6 Ways Brands Are Leveraging Human-to-Human Marketing in 2021

Share this:

After nearly two years of social distancing and working from home, consumers are looking for opportunities to connect with loved ones and neighbors. The current moment has created a new opening for brands that invest in human-to-human marketing, a technique that leverages technology to recruit local ambassadors who can market products at scale in their own communities. 

The ultimate goal with human-to-human marketing is to tap into consumers’ emotions by using real people to engage potential customers. Advancements in technology, and growth in the gig economy, have made human-to-human marketing a more realistic—and affordable—option for brands this year. As the holidays draw closer and brands rethink how they’ll connect with targeted consumers in the coming months, this is a strategy more brands are considering. 

Here are six ways brands are leveraging human-to-human marketing for local growth in 2021.

1. Tapping Influencers for New Store Openings

Launching a store in a new market is a challenge in the best of times, but especially so in the midst of a pandemic. With fewer consumers leaving their homes and trying new store locations, traditional digital marketing tactics are becoming less effective. Tapping local ambassadors, a brand can create community buzz before the opening of a new store location. The opportunities with local ambassadors are endless, depending on each ambassador’s skillset. For example, local ambassadors could be asked to post about a new store location on neighborhood apps like Nextdoor or they might tap their own local followers on a larger platform like Twitter or Facebook. Any buzz the local ambassador generates should be followed up with an awareness campaign that uses more traditional channels, like targeted social media advertising and mailed circulars.

2. Using Ambassadors as Walking Billboards
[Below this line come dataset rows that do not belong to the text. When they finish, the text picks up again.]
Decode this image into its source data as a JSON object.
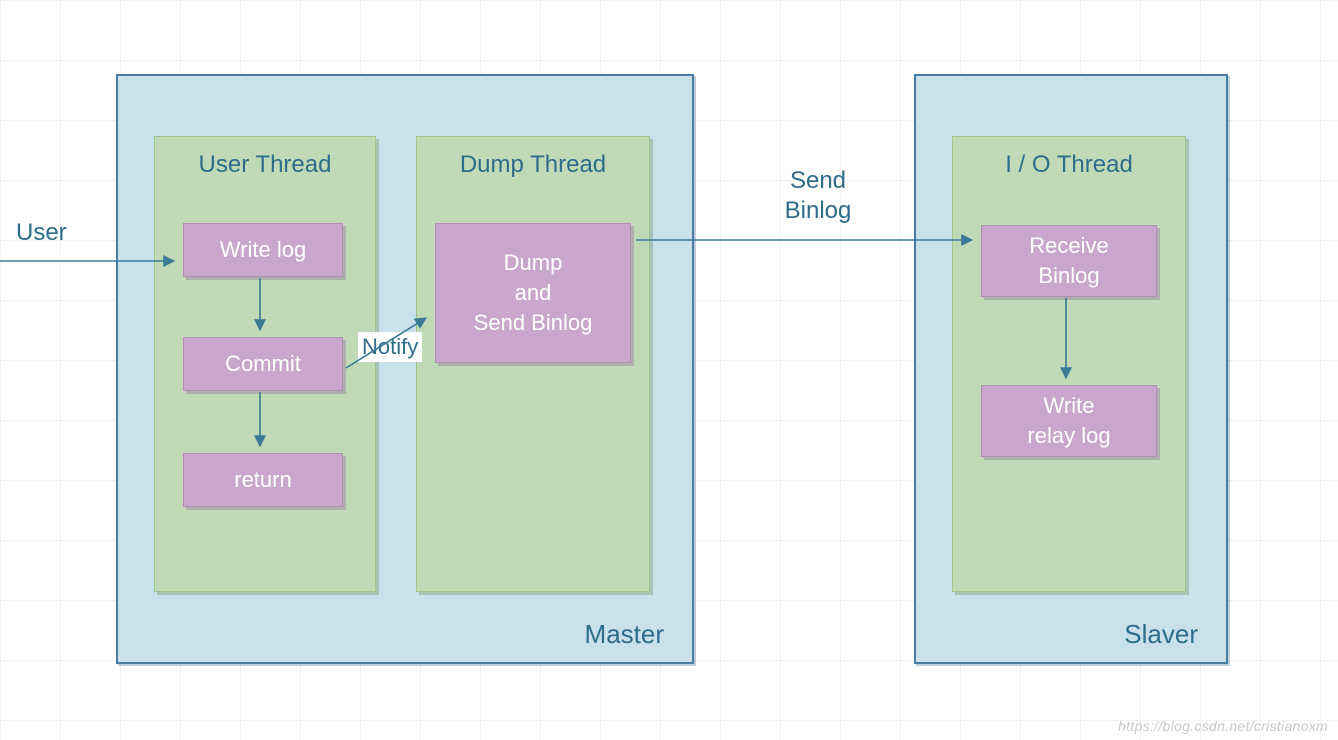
{
  "labels": {
    "user": "User",
    "notify": "Notify",
    "send_binlog_l1": "Send",
    "send_binlog_l2": "Binlog"
  },
  "master": {
    "label": "Master",
    "user_thread": {
      "title": "User Thread",
      "write_log": "Write log",
      "commit": "Commit",
      "ret": "return"
    },
    "dump_thread": {
      "title": "Dump Thread",
      "dump_send": "Dump\nand\nSend  Binlog"
    }
  },
  "slaver": {
    "label": "Slaver",
    "io_thread": {
      "title": "I / O Thread",
      "receive": "Receive\nBinlog",
      "write_relay": "Write\nrelay log"
    }
  },
  "watermark": "https://blog.csdn.net/cristianoxm",
  "colors": {
    "container_bg": "#c8e1ea",
    "container_border": "#4a7ea0",
    "thread_bg": "#c0d9b7",
    "box_bg": "#c9a7cc",
    "text": "#2e6d89"
  }
}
Brands like Lululemon have been pioneers in the human-to-human marketing space. For years, Lululemon has run an ambassador program that the brand leverages to connect with audiences in targeted communities. Lululemon’s ambassadors serve as walking billboards. They’re often invited to test out new products, participate in VIP experiences, and network at private events sponsored by the company. In exchange, Lululemon asks its ambassadors to share their love of the brand on social media and with the people in their own personal circles, including their own students and members of local fitness groups.

3. Featuring Employees in Advertising

When Southwest Airlines brought in Lippincott for a brand makeover, one of the first things the agency did was to launch an advertising campaign that featured the airline’s actual employees. The decision was about more than just 30-second television ad spots. It was about using the airline’s greatest asset—its people—to connect with audiences and build a more emotional connection between the public and the Southwest Airlines brand. If one of the primary goals of human-to-human marketing is to humanize a brand, then inviting the company’s own employees to participate in on-air advertising spots is a strategy that hits the right notes.

4. Combining Humans with Bots

Human-to-human campaigns and technology can go hand-in-hand. One example of this involves the use of chatbots. While customer service chatbots are saving brands millions, they also have the tendency to frustrate consumers who can’t get the answers they’re looking for. Some brands are combining humans with automation as a targeted marketing approach. For example, employing real life customer service agents who work during traditional office hours, and having chatbots fill-in to provide post-sales support during nights and weekends. This strategy ensures that humans are still advocating for the company as part of a broad marketing push, while chatbots reduce the workload and fill in when necessary. 

5. Delivering Authentic Stories to Customers

There’s something about interactions that happen in person that just feels more authentic than those that happen online. National brands with local storefronts are leveraging the power of local sales associates to educate their customers about what their companies stand for. Many sales associates have already done the hard work of establishing relationships with local customers and with other people in their communities. Asking these associates to share the authentic story behind the companies they represent—and in some cases, incentivizing these employees when customers complete certain actions, like signing up for loyalty programs—is a creative and effective way to create deeper emotional connections between a brand and the customers it serves.

6. Quickly Executing Street Campaigns

Street marketing is one of the oldest forms of guerilla marketing. With labor shortages at an all-time high, more brands are bringing on outside groups to execute street marketing campaigns. The goal of these campaigns is to build awareness through human-to-human interactions. B2B businesses can also use this as an opportunity to build awareness with local merchants, by sending street teams into stores in the neighborhoods they are serving. This type of human-to-human campaign builds a connection between brands and local merchants.

Stephanie Miles is a senior editor at Street Fight.

Stephanie Miles is a journalist who covers personal finance, technology, and real estate. As Street Fight’s senior editor, she is particularly interested in how local merchants and national brands are utilizing hyperlocal technology to reach consumers. She has written for FHM, the Daily News, Working World, Gawker, Cityfile, and Recessionwire.